- **Assignment**
Every record must be copied exactly, except that pictures are dropped.

[Opening Data extracts section]

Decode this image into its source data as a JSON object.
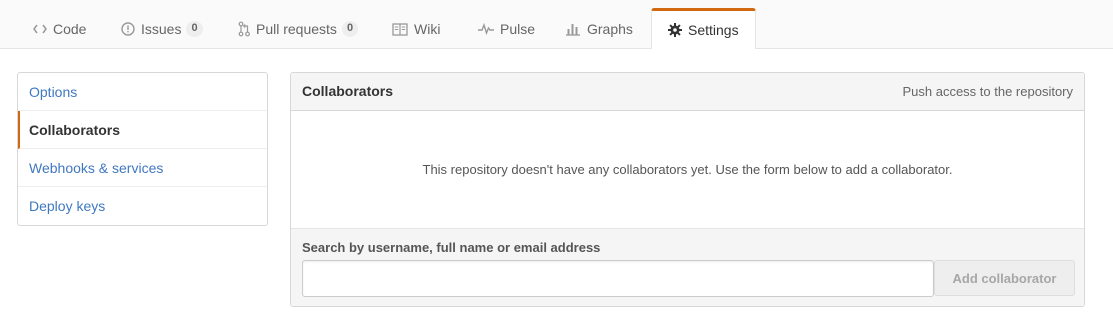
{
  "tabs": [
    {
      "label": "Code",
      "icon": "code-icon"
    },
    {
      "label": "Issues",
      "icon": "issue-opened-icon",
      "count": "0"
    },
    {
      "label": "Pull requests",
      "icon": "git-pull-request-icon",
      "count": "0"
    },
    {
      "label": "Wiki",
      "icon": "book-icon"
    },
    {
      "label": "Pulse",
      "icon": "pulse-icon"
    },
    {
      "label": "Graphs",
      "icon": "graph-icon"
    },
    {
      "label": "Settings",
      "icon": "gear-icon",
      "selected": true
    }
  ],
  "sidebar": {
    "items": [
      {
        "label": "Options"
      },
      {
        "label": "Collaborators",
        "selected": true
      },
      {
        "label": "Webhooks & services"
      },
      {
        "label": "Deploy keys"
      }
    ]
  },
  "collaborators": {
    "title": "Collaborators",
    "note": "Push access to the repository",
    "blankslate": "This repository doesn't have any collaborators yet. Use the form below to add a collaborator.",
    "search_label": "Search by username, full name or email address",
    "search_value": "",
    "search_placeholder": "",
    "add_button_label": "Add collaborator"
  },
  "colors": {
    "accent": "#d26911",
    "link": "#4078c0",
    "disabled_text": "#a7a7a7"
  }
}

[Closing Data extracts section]

- **Answer space**
Decode this image into its source data as a JSON object.
{
  "tabs": [
    {
      "label": "Code",
      "icon": "code-icon"
    },
    {
      "label": "Issues",
      "icon": "issue-opened-icon",
      "count": "0"
    },
    {
      "label": "Pull requests",
      "icon": "git-pull-request-icon",
      "count": "0"
    },
    {
      "label": "Wiki",
      "icon": "book-icon"
    },
    {
      "label": "Pulse",
      "icon": "pulse-icon"
    },
    {
      "label": "Graphs",
      "icon": "graph-icon"
    },
    {
      "label": "Settings",
      "icon": "gear-icon",
      "selected": true
    }
  ],
  "sidebar": {
    "items": [
      {
        "label": "Options"
      },
      {
        "label": "Collaborators",
        "selected": true
      },
      {
        "label": "Webhooks & services"
      },
      {
        "label": "Deploy keys"
      }
    ]
  },
  "collaborators": {
    "title": "Collaborators",
    "note": "Push access to the repository",
    "blankslate": "This repository doesn't have any collaborators yet. Use the form below to add a collaborator.",
    "search_label": "Search by username, full name or email address",
    "search_value": "",
    "search_placeholder": "",
    "add_button_label": "Add collaborator"
  },
  "colors": {
    "accent": "#d26911",
    "link": "#4078c0",
    "disabled_text": "#a7a7a7"
  }
}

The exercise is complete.